- [Work task]:
Return every line of the listing that includes the string "data".
^^^^
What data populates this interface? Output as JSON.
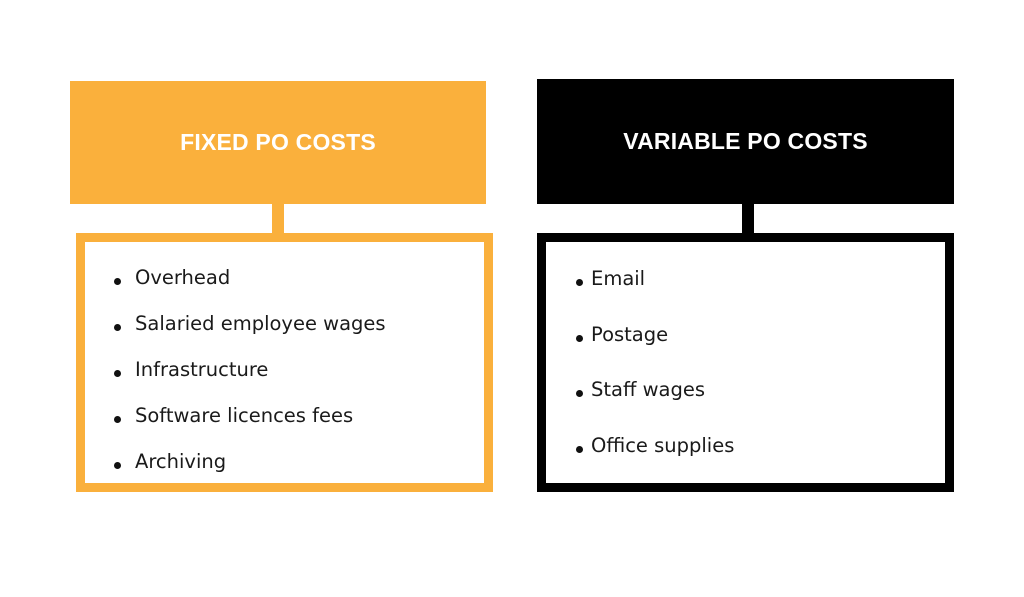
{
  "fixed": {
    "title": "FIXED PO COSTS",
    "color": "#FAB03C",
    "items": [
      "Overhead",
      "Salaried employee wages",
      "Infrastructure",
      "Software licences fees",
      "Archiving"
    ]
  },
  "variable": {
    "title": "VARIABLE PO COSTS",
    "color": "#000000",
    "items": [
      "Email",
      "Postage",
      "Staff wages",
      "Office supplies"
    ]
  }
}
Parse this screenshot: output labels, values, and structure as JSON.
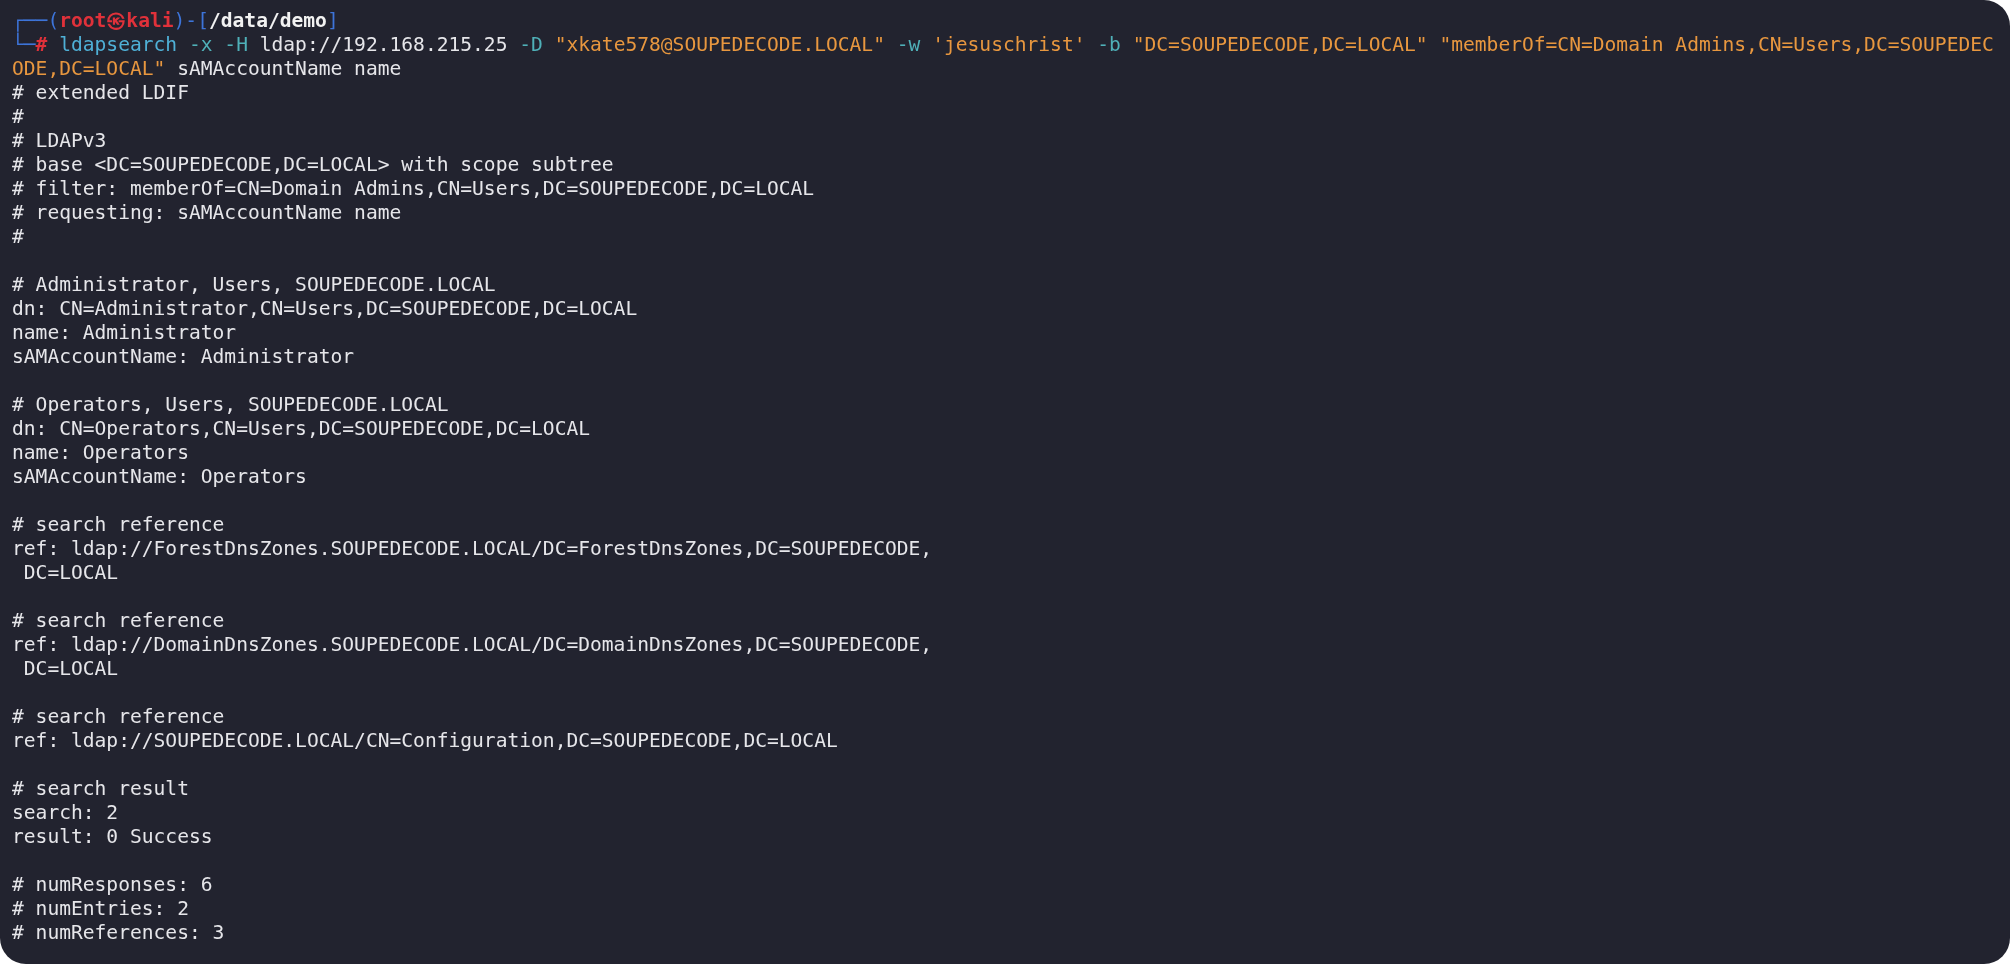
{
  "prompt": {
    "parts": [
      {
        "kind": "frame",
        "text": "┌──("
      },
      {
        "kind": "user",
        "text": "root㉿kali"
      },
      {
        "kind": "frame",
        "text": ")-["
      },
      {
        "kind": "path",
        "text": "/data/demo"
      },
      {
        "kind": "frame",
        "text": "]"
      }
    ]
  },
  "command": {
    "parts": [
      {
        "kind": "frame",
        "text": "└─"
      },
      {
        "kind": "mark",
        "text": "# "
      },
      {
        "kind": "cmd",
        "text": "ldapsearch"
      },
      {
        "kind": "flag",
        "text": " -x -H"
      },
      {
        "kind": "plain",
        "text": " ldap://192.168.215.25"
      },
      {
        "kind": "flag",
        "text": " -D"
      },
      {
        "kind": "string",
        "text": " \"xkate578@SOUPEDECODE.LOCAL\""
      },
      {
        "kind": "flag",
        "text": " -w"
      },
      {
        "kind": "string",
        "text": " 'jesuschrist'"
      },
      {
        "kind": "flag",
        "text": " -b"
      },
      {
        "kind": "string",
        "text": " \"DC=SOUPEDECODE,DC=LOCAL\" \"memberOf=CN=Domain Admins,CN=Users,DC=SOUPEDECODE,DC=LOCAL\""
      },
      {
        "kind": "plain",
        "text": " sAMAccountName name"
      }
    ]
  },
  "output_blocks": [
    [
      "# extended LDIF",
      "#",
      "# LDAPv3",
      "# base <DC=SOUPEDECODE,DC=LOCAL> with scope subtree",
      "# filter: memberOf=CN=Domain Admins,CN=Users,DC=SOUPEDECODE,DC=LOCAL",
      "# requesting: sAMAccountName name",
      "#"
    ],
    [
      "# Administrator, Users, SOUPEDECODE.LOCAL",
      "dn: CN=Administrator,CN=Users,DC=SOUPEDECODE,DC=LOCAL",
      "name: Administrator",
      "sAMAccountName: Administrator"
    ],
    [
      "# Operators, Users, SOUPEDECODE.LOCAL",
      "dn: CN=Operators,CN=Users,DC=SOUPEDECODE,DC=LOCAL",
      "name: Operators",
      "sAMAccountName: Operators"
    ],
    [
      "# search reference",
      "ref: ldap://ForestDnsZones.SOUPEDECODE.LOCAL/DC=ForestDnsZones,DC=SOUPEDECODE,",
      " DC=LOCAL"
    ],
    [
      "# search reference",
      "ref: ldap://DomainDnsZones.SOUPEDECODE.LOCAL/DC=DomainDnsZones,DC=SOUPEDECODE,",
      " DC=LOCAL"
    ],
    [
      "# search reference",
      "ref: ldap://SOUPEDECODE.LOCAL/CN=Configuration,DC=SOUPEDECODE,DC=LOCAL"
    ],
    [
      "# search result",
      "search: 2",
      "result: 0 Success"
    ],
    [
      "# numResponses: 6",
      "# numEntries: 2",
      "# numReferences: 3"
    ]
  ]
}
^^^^
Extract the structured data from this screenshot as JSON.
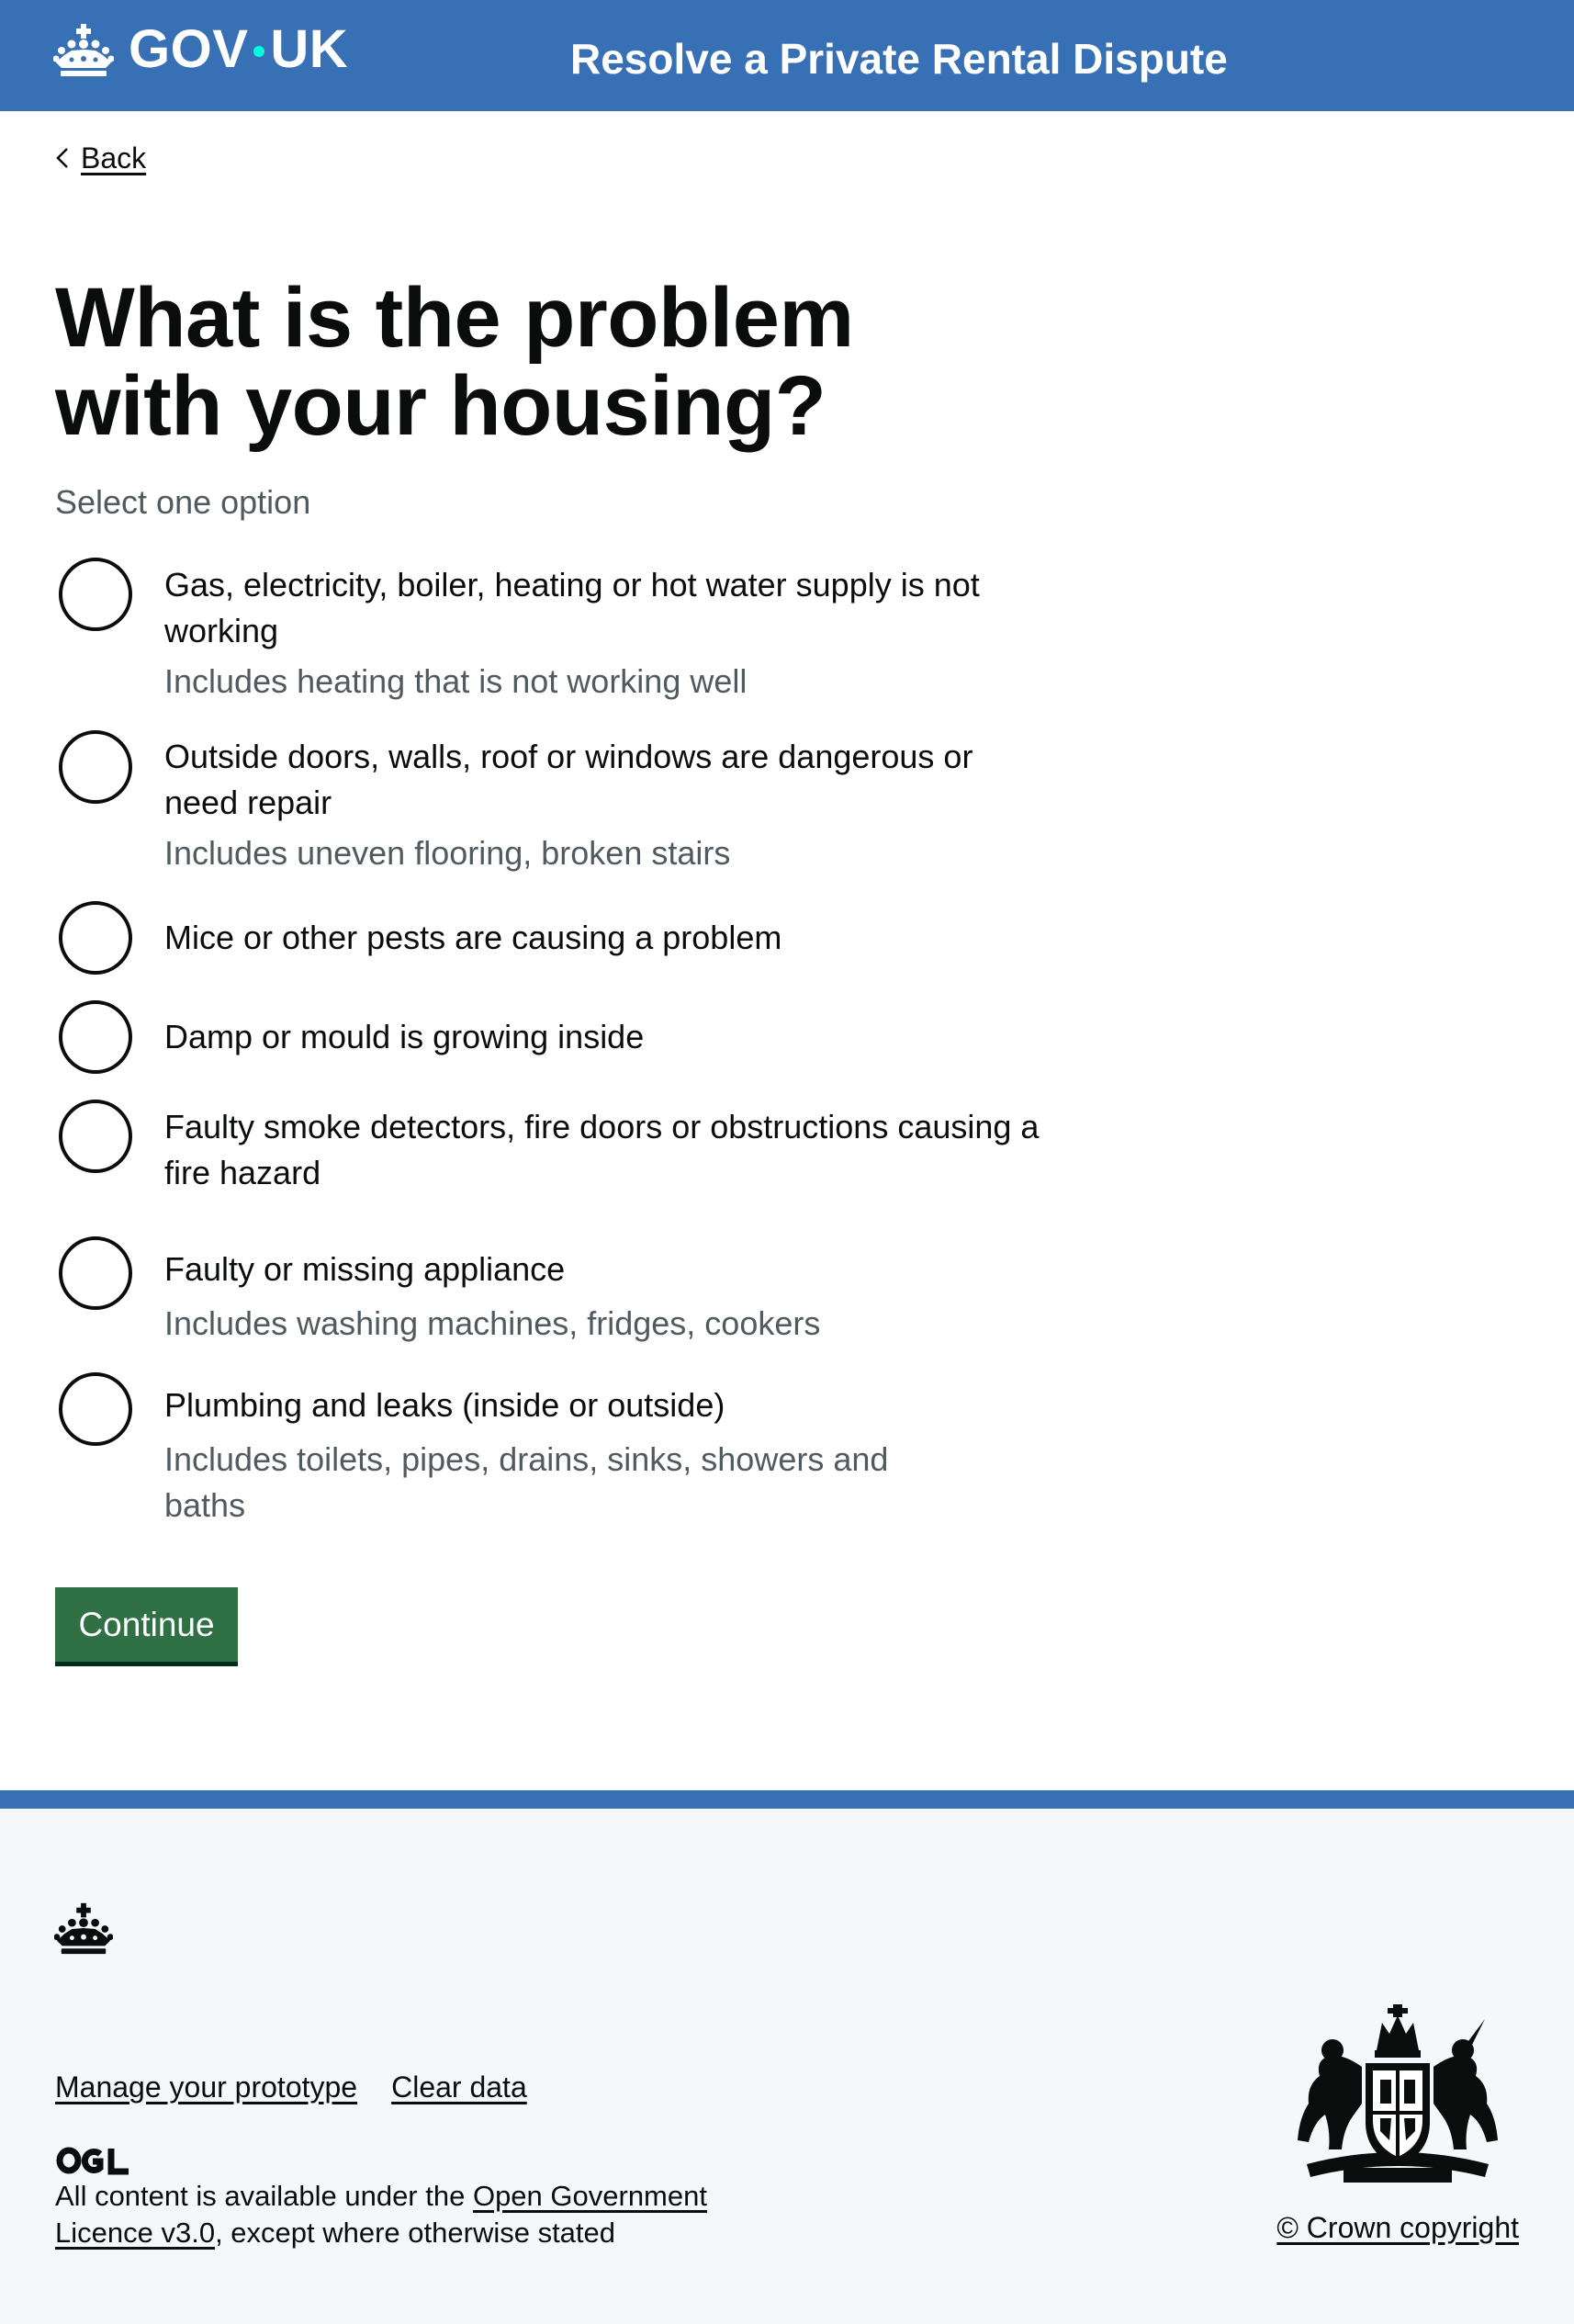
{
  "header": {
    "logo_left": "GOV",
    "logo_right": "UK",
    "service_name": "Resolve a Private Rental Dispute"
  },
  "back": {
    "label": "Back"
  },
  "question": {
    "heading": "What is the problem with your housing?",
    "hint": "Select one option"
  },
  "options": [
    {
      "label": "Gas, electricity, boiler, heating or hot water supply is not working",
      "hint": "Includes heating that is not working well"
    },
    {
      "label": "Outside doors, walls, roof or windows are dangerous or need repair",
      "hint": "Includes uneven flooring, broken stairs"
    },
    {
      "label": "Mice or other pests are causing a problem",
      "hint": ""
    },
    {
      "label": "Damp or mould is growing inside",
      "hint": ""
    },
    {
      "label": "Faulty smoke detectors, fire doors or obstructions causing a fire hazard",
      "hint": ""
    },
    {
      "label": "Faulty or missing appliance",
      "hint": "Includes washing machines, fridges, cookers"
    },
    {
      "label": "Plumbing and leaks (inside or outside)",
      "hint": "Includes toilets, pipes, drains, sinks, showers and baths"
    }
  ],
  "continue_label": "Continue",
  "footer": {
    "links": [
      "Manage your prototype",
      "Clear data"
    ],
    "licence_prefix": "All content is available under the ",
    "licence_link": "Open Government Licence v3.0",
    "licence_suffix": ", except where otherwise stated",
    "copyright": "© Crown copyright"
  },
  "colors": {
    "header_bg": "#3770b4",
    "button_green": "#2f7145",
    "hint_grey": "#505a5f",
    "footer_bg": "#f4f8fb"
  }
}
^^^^
- [Finished task]:
What data populates this interface? Output as JSON.
        "text": "/data/demo"
Extract the structured data from this screenshot as JSON.
      "Clear data"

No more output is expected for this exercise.